§ **The records**
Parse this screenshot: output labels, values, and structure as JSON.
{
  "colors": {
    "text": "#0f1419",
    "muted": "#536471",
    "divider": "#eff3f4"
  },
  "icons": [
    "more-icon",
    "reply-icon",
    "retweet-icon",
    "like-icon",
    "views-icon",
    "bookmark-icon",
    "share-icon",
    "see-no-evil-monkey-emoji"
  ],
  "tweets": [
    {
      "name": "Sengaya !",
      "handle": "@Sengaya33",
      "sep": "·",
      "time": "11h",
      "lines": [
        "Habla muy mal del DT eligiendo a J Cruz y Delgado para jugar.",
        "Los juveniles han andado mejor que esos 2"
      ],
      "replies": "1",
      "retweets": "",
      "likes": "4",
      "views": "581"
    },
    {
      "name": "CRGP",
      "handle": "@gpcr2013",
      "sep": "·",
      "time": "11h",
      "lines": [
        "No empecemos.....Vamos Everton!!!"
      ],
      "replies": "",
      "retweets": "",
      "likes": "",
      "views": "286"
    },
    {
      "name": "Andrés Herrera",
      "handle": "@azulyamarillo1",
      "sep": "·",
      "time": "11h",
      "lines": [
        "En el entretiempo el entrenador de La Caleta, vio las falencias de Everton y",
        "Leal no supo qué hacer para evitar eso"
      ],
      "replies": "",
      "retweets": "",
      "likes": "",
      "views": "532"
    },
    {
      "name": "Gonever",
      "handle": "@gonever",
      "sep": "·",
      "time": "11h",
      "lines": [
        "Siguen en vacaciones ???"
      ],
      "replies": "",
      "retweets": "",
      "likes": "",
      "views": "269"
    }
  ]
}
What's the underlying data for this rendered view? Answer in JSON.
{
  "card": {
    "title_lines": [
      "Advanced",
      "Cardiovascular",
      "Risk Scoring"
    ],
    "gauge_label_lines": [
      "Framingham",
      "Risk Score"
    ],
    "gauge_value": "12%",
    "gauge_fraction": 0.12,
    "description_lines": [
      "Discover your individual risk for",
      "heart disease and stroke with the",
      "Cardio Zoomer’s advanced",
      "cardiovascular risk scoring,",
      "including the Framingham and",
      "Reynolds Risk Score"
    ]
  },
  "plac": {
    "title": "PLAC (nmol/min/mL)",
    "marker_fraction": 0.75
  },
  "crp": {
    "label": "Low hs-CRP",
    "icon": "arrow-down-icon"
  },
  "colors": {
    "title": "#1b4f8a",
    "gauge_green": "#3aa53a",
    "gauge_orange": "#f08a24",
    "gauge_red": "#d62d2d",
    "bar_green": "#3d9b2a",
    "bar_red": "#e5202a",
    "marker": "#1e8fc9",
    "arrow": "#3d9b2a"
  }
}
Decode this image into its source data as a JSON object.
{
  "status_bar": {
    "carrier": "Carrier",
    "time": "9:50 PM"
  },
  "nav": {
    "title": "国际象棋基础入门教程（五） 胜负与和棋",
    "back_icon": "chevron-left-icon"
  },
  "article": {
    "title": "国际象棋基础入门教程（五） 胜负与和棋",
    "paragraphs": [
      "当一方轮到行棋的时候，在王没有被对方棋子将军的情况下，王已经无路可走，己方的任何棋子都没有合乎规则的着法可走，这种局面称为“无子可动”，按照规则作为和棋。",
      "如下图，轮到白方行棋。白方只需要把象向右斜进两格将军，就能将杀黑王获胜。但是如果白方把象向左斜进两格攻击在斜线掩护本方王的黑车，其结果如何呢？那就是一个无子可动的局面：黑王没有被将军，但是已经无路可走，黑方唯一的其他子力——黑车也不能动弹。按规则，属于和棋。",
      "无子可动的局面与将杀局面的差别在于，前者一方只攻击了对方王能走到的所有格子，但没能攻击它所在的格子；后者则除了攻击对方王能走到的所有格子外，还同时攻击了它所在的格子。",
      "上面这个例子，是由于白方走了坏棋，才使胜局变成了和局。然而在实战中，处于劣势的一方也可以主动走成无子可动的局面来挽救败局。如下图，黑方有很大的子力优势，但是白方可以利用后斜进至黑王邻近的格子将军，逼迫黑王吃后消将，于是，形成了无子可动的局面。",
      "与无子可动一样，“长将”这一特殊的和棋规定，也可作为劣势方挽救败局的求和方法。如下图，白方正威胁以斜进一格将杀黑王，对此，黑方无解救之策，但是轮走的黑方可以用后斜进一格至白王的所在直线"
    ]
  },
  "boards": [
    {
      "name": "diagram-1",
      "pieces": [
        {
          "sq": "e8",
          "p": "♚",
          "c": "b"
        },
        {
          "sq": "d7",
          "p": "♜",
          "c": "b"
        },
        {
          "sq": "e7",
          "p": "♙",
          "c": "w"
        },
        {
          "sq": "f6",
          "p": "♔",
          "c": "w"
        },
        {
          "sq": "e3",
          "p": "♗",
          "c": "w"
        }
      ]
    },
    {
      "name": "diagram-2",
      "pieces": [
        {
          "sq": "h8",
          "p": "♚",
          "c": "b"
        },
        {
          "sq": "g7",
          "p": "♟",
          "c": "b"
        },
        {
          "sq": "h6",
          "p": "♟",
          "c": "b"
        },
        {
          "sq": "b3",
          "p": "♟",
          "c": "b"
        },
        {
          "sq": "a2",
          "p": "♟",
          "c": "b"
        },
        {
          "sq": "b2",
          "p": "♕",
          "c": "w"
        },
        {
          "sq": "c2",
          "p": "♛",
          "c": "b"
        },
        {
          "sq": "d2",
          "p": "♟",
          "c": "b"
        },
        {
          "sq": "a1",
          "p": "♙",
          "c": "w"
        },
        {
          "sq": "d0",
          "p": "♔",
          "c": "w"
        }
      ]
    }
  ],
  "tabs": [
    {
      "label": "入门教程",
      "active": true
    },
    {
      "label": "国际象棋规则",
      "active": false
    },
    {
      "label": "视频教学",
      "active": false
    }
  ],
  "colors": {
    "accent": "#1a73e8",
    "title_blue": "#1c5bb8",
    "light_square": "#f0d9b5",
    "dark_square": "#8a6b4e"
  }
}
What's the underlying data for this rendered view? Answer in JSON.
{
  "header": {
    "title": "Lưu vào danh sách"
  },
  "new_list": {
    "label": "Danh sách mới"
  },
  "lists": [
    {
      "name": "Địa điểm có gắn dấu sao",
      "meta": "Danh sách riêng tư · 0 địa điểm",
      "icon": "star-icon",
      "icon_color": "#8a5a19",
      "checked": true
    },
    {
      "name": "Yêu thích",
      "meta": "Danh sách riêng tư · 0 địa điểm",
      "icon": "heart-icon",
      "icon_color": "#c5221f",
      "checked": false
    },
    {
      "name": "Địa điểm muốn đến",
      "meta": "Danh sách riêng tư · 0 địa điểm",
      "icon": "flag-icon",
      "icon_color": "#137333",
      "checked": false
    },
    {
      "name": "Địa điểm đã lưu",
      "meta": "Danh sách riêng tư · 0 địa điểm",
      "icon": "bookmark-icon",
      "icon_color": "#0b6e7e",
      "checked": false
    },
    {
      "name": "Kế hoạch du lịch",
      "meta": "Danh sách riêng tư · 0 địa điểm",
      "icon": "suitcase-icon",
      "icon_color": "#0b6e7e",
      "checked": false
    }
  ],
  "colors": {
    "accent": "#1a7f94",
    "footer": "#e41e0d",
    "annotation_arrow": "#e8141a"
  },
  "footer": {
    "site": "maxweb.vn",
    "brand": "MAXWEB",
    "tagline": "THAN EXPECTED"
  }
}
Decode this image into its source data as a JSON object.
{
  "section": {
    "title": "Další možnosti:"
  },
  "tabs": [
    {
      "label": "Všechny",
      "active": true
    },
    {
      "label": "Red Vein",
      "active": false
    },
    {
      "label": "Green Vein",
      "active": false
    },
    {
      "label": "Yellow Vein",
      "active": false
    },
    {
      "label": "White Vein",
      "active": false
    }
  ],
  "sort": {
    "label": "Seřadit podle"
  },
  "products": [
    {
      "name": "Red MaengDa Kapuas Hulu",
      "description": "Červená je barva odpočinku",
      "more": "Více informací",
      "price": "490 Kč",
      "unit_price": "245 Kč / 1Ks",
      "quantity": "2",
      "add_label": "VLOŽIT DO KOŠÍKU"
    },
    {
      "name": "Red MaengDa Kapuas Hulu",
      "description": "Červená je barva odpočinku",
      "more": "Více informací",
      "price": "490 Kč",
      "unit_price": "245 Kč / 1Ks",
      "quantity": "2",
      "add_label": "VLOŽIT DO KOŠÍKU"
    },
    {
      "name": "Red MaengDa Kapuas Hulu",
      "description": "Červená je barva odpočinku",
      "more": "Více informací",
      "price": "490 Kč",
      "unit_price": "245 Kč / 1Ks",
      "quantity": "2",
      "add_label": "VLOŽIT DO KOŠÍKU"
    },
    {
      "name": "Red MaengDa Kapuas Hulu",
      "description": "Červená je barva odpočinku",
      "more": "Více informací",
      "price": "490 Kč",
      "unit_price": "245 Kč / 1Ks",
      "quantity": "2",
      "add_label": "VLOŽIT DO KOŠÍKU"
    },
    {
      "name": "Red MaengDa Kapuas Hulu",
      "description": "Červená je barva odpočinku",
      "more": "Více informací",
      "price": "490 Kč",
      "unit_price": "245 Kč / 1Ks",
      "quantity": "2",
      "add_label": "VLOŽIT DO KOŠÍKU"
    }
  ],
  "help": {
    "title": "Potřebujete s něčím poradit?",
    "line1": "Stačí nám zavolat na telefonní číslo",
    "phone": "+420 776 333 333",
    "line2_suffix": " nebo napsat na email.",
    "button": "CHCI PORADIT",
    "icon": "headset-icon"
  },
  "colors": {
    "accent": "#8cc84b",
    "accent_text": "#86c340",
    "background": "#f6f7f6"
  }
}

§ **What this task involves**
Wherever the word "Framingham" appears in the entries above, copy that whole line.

§ **Response area**
      "Framingham",
      "including the Framingham and",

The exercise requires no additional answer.